On his own initiative, Technical-Sergeant Frank Peregory is moving towards the German fortified site despite heavy fire. Having reached the summit of the hill, he discovered the entrance of a network of trenches which leads to the center of the point of support prohibiting the entrance of the village, located two hundred meters away. Without hesitating for a second, it enters the main trench and progresses inside while being crouched. Suddenly, he encounters a group of enemy infantrymen and without losing time he loads the Germans with the bayonet and throwing grenades. In total, Frank Peregory alone obtains the surrender of nearly forty enemy soldiers and thanks to his action he allows the men of his unit to liberate the village of Grandcamp while recovering the formidable German machine guns (for this victorious and heroic action, Peregory was posthumously decorated on June 14, 1944 with the highest US military honor, the Medal of Honor. Captain Jack Flora’s company I is able to carry out the reconnaissance of Grandcamp: the section of the 2nd Lieutenant Norvin Nathan progresses to the western end of the village, seizing in particular the point of support Wn 79 defending the access to the port . This day of fighting in Grandcamp is, in the opinion of the soldiers who participated in it, more difficult and even more violent than the landing at Omaha Beach.

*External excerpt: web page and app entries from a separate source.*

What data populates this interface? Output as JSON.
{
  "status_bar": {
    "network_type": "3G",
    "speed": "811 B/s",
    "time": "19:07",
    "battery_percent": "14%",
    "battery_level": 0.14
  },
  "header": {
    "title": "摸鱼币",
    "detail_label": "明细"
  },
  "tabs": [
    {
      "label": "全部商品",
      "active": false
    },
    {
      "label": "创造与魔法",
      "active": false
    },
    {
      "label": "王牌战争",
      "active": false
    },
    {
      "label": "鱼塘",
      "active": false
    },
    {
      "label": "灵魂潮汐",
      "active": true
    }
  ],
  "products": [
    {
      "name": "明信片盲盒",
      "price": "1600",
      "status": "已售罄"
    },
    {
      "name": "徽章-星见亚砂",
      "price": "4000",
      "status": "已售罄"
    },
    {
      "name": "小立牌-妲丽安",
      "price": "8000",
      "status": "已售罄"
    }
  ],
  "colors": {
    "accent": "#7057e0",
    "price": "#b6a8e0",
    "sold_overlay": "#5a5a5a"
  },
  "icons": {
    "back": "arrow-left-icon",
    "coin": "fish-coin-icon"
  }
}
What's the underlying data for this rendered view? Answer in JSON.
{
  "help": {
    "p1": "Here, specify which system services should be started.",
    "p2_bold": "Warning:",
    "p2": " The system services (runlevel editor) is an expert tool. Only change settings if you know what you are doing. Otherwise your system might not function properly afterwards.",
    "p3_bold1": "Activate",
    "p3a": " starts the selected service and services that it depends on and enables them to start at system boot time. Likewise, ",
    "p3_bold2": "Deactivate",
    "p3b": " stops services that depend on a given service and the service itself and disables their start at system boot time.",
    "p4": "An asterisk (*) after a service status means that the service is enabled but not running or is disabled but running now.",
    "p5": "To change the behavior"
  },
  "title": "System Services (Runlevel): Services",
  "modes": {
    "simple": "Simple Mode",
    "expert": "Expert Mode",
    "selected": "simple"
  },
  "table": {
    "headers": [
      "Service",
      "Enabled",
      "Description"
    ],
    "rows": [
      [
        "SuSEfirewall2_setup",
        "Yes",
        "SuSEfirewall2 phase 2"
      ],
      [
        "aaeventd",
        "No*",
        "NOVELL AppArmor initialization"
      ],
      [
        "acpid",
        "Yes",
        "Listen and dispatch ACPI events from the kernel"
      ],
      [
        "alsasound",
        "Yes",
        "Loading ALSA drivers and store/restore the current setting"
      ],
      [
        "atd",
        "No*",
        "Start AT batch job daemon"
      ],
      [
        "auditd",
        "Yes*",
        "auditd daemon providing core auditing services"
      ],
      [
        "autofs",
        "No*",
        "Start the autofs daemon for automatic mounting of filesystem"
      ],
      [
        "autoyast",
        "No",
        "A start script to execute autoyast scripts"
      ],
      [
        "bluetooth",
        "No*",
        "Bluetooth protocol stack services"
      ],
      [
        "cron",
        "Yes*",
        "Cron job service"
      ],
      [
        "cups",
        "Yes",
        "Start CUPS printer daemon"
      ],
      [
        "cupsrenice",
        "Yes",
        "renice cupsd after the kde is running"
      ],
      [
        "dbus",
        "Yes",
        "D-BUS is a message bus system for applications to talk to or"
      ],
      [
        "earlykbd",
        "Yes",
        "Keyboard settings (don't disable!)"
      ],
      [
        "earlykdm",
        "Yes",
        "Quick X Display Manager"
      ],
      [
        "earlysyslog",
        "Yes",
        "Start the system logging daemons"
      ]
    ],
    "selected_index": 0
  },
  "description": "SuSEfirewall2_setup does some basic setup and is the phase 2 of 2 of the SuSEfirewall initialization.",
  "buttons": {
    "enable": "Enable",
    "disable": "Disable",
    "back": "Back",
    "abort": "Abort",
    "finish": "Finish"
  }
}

Meanwhile, the 1st battalion of the 116th IR illuminated by the tanks of Squadron C of the 743rd Tank Battalion bypasses Grandcamp from the south and heads towards Maisy. The tanks arrive in view of the battery in the early evening but are attacked by mortars and guns of 88 mm adverse. The Sherman being short of fuel, the 1st battalion settles in defensive for the night.
In the morning of June 9, 1944, three companies of the 5th Ranger Battalion were engaged in the action, supported by two half-tracks of the 2nd Ranger Battalion (armed with 75 mm guns) and battery B of the 81st Chemical Mortar Battalion with 107 mm mortars). The Rangers also have four 81 mm mortars. After the neutralization shot by the 58th Armored Field Artillery Battalion, the Americans launched an assault at 9 am on the extensive site on nearly 44 hectares (more than 108 acres). According to the testimonies of the veterans, the combats are of extraordinary intensity. The network of trenches is so complex that the Americans get lost several times, adding to the disorder of the battle and causing friendly fire. After five hours of fighting, the battery was stormed, but the 155 mm guns were no longer there: they had previously been withdrawn by the Germans.
In the wake of the capture of Maisy and its batteries, the Americans progressed towards Gefosse-Fontenay and Isigny-sur-Mer.
On 14 June, General de Gaulle crossed the village of Grandcamp-les-Bains and addressed the population as part of a flash tour.